> _WHAT YOU SHOULD DO_: This calls for a word-for-word copy of all the data, with each picture removed.

[[ SUPPLIED DATA, beginning ]]

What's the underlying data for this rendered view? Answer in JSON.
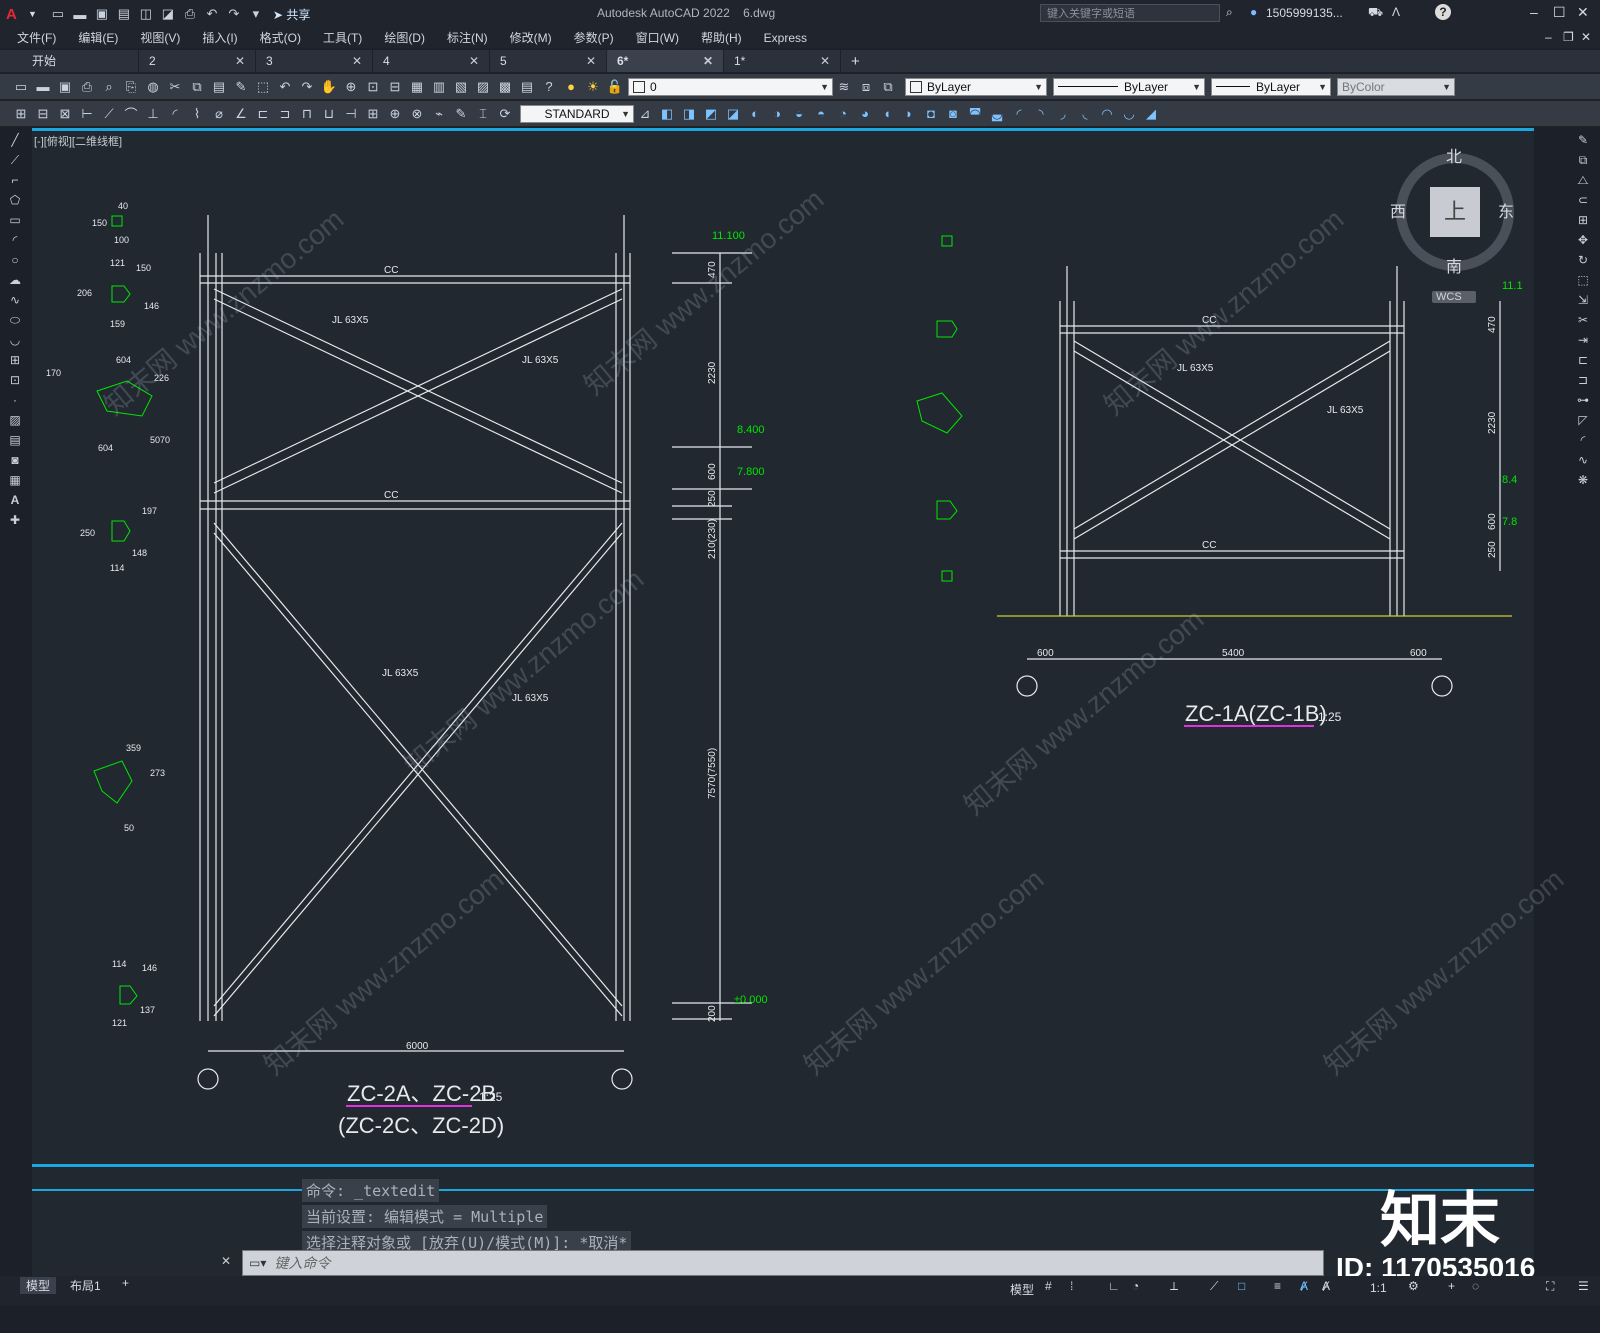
{
  "app": {
    "title": "Autodesk AutoCAD 2022",
    "file": "6.dwg",
    "share": "共享",
    "search_placeholder": "键入关键字或短语",
    "user": "1505999135...",
    "window_buttons": [
      "–",
      "☐",
      "✕"
    ]
  },
  "menu": [
    "文件(F)",
    "编辑(E)",
    "视图(V)",
    "插入(I)",
    "格式(O)",
    "工具(T)",
    "绘图(D)",
    "标注(N)",
    "修改(M)",
    "参数(P)",
    "窗口(W)",
    "帮助(H)",
    "Express"
  ],
  "tabs": [
    {
      "label": "开始",
      "active": false
    },
    {
      "label": "2",
      "active": false
    },
    {
      "label": "3",
      "active": false
    },
    {
      "label": "4",
      "active": false
    },
    {
      "label": "5",
      "active": false
    },
    {
      "label": "6*",
      "active": true
    },
    {
      "label": "1*",
      "active": false
    }
  ],
  "toolbar": {
    "layer_value": "0",
    "color": "ByLayer",
    "linetype": "ByLayer",
    "lineweight": "ByLayer",
    "plotstyle": "ByColor",
    "textstyle": "STANDARD"
  },
  "viewport": {
    "label": "[-][俯视][二维线框]",
    "viewcube": {
      "north": "北",
      "south": "南",
      "east": "东",
      "west": "西",
      "top": "上",
      "wcs": "WCS"
    }
  },
  "drawing": {
    "left": {
      "member_top": "CC",
      "member_mid": "CC",
      "brace": "JL 63X5",
      "elev": [
        "11.100",
        "8.400",
        "7.800",
        "±0.000"
      ],
      "dims_v": [
        "470",
        "2230",
        "600",
        "250",
        "210(230)",
        "7570(7550)",
        "200"
      ],
      "dim_h": "6000",
      "title": "ZC-2A、ZC-2B",
      "scale": "1:25",
      "subtitle": "(ZC-2C、ZC-2D)",
      "plate_dims": [
        "40",
        "150",
        "100",
        "121",
        "150",
        "206",
        "159",
        "146",
        "604",
        "170",
        "226",
        "50",
        "70",
        "604",
        "197",
        "250",
        "114",
        "148",
        "359",
        "273",
        "50",
        "121",
        "137",
        "114",
        "146"
      ]
    },
    "right": {
      "member_top": "CC",
      "member_bot": "CC",
      "brace": "JL 63X5",
      "elev": [
        "11.1",
        "8.4",
        "7.8"
      ],
      "dims_v": [
        "470",
        "2230",
        "600",
        "250"
      ],
      "dims_h": [
        "600",
        "5400",
        "600"
      ],
      "title": "ZC-1A(ZC-1B)",
      "scale": "1:25"
    }
  },
  "command": {
    "history": [
      "命令: _textedit",
      "当前设置: 编辑模式 = Multiple",
      "选择注释对象或 [放弃(U)/模式(M)]: *取消*"
    ],
    "placeholder": "键入命令"
  },
  "status": {
    "tabs": [
      "模型",
      "布局1"
    ],
    "mode": "模型",
    "scale": "1:1"
  },
  "overlay": {
    "brand": "知末",
    "id": "ID: 1170535016",
    "watermark": "知末网 www.znzmo.com"
  },
  "colors": {
    "accent": "#1ba6e0",
    "dim_green": "#00e600",
    "canvas": "#212830",
    "title_underline": "#e030e0"
  }
}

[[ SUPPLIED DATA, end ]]

> _SOLUTION BELOW_:
What's the underlying data for this rendered view? Answer in JSON.
{
  "app": {
    "title": "Autodesk AutoCAD 2022",
    "file": "6.dwg",
    "share": "共享",
    "search_placeholder": "键入关键字或短语",
    "user": "1505999135...",
    "window_buttons": [
      "–",
      "☐",
      "✕"
    ]
  },
  "menu": [
    "文件(F)",
    "编辑(E)",
    "视图(V)",
    "插入(I)",
    "格式(O)",
    "工具(T)",
    "绘图(D)",
    "标注(N)",
    "修改(M)",
    "参数(P)",
    "窗口(W)",
    "帮助(H)",
    "Express"
  ],
  "tabs": [
    {
      "label": "开始",
      "active": false
    },
    {
      "label": "2",
      "active": false
    },
    {
      "label": "3",
      "active": false
    },
    {
      "label": "4",
      "active": false
    },
    {
      "label": "5",
      "active": false
    },
    {
      "label": "6*",
      "active": true
    },
    {
      "label": "1*",
      "active": false
    }
  ],
  "toolbar": {
    "layer_value": "0",
    "color": "ByLayer",
    "linetype": "ByLayer",
    "lineweight": "ByLayer",
    "plotstyle": "ByColor",
    "textstyle": "STANDARD"
  },
  "viewport": {
    "label": "[-][俯视][二维线框]",
    "viewcube": {
      "north": "北",
      "south": "南",
      "east": "东",
      "west": "西",
      "top": "上",
      "wcs": "WCS"
    }
  },
  "drawing": {
    "left": {
      "member_top": "CC",
      "member_mid": "CC",
      "brace": "JL 63X5",
      "elev": [
        "11.100",
        "8.400",
        "7.800",
        "±0.000"
      ],
      "dims_v": [
        "470",
        "2230",
        "600",
        "250",
        "210(230)",
        "7570(7550)",
        "200"
      ],
      "dim_h": "6000",
      "title": "ZC-2A、ZC-2B",
      "scale": "1:25",
      "subtitle": "(ZC-2C、ZC-2D)",
      "plate_dims": [
        "40",
        "150",
        "100",
        "121",
        "150",
        "206",
        "159",
        "146",
        "604",
        "170",
        "226",
        "50",
        "70",
        "604",
        "197",
        "250",
        "114",
        "148",
        "359",
        "273",
        "50",
        "121",
        "137",
        "114",
        "146"
      ]
    },
    "right": {
      "member_top": "CC",
      "member_bot": "CC",
      "brace": "JL 63X5",
      "elev": [
        "11.1",
        "8.4",
        "7.8"
      ],
      "dims_v": [
        "470",
        "2230",
        "600",
        "250"
      ],
      "dims_h": [
        "600",
        "5400",
        "600"
      ],
      "title": "ZC-1A(ZC-1B)",
      "scale": "1:25"
    }
  },
  "command": {
    "history": [
      "命令: _textedit",
      "当前设置: 编辑模式 = Multiple",
      "选择注释对象或 [放弃(U)/模式(M)]: *取消*"
    ],
    "placeholder": "键入命令"
  },
  "status": {
    "tabs": [
      "模型",
      "布局1"
    ],
    "mode": "模型",
    "scale": "1:1"
  },
  "overlay": {
    "brand": "知末",
    "id": "ID: 1170535016",
    "watermark": "知末网 www.znzmo.com"
  },
  "colors": {
    "accent": "#1ba6e0",
    "dim_green": "#00e600",
    "canvas": "#212830",
    "title_underline": "#e030e0"
  }
}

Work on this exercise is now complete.